Problem
Set the listing down unchanged, minus every embedded image.

Data extract

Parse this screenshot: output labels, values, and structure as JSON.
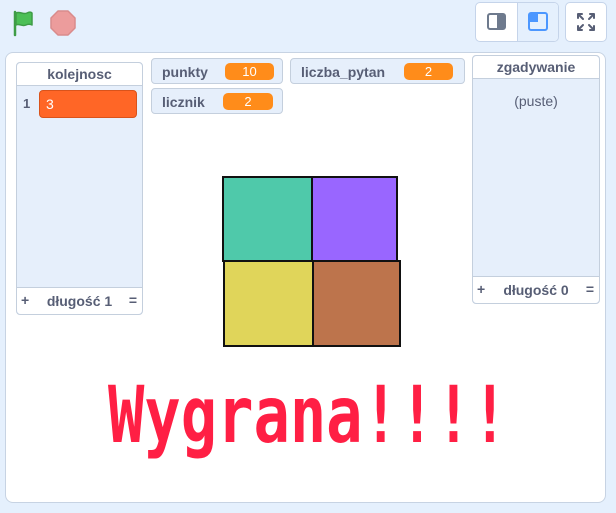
{
  "controls": {
    "green_flag_icon": "green-flag-icon",
    "stop_icon": "stop-icon",
    "small_stage_icon": "small-stage-icon",
    "normal_stage_icon": "normal-stage-icon",
    "fullscreen_icon": "fullscreen-icon"
  },
  "monitors": {
    "kolejnosc": {
      "label": "kolejnosc",
      "items": [
        {
          "index": "1",
          "value": "3"
        }
      ],
      "add_symbol": "+",
      "length_label": "długość 1",
      "resize_symbol": "="
    },
    "zgadywanie": {
      "label": "zgadywanie",
      "empty_text": "(puste)",
      "add_symbol": "+",
      "length_label": "długość 0",
      "resize_symbol": "="
    },
    "punkty": {
      "label": "punkty",
      "value": "10"
    },
    "liczba_pytan": {
      "label": "liczba_pytan",
      "value": "2"
    },
    "licznik": {
      "label": "licznik",
      "value": "2"
    }
  },
  "stage": {
    "message": "Wygrana!!!!",
    "message_color": "#ff1f44",
    "square_colors": {
      "top_left": "#4fc9aa",
      "top_right": "#9966ff",
      "bottom_left": "#e0d55a",
      "bottom_right": "#bd744c"
    }
  },
  "colors": {
    "list_item": "#ff6626",
    "variable_value": "#ff8c1a",
    "flag": "#4cbf56",
    "stop": "#ec9c9c"
  }
}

Answer to this exercise
Parse this screenshot: output labels, values, and structure as JSON.
{
  "controls": {
    "green_flag_icon": "green-flag-icon",
    "stop_icon": "stop-icon",
    "small_stage_icon": "small-stage-icon",
    "normal_stage_icon": "normal-stage-icon",
    "fullscreen_icon": "fullscreen-icon"
  },
  "monitors": {
    "kolejnosc": {
      "label": "kolejnosc",
      "items": [
        {
          "index": "1",
          "value": "3"
        }
      ],
      "add_symbol": "+",
      "length_label": "długość 1",
      "resize_symbol": "="
    },
    "zgadywanie": {
      "label": "zgadywanie",
      "empty_text": "(puste)",
      "add_symbol": "+",
      "length_label": "długość 0",
      "resize_symbol": "="
    },
    "punkty": {
      "label": "punkty",
      "value": "10"
    },
    "liczba_pytan": {
      "label": "liczba_pytan",
      "value": "2"
    },
    "licznik": {
      "label": "licznik",
      "value": "2"
    }
  },
  "stage": {
    "message": "Wygrana!!!!",
    "message_color": "#ff1f44",
    "square_colors": {
      "top_left": "#4fc9aa",
      "top_right": "#9966ff",
      "bottom_left": "#e0d55a",
      "bottom_right": "#bd744c"
    }
  },
  "colors": {
    "list_item": "#ff6626",
    "variable_value": "#ff8c1a",
    "flag": "#4cbf56",
    "stop": "#ec9c9c"
  }
}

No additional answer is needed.